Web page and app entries
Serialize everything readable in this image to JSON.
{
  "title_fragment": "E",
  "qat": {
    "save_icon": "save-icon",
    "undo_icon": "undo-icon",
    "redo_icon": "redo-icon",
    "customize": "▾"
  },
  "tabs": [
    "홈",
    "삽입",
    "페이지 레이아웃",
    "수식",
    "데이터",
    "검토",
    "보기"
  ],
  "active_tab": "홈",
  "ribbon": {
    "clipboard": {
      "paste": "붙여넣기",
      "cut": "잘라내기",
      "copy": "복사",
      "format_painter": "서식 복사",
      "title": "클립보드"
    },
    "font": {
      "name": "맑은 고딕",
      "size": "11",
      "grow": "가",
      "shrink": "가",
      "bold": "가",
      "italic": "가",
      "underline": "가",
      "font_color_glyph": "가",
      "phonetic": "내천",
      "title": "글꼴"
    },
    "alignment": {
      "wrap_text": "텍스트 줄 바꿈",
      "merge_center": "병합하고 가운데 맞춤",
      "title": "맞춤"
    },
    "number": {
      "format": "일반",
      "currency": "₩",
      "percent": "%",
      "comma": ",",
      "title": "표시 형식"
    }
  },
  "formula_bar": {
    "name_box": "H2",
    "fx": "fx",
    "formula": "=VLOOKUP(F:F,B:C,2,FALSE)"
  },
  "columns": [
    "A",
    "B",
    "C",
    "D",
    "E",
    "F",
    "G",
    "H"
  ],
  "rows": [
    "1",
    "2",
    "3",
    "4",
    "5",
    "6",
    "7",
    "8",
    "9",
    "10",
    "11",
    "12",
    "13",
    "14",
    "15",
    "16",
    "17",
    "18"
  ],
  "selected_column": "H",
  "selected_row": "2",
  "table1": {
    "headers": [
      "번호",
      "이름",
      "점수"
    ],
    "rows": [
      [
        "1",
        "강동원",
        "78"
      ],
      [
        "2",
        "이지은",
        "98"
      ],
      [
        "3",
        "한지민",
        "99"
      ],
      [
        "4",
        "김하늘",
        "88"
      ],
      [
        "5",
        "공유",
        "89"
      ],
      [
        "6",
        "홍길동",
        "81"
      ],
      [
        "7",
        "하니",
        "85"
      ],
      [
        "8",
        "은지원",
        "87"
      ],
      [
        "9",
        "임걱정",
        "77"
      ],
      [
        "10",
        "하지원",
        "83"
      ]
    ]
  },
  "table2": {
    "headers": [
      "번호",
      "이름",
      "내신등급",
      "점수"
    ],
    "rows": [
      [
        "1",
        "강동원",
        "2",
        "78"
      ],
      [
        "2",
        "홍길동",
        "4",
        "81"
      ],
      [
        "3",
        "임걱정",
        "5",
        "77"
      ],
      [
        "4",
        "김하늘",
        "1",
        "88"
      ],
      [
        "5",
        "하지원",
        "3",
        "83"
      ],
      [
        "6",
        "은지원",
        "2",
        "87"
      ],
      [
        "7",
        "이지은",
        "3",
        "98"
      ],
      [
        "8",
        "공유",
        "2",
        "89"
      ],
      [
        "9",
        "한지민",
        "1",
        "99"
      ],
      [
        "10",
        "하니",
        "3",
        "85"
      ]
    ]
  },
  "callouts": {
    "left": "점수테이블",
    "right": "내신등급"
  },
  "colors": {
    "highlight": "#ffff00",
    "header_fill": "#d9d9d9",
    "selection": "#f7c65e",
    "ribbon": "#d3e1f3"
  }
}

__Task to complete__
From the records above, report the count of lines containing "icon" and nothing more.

__Exercise solution__
3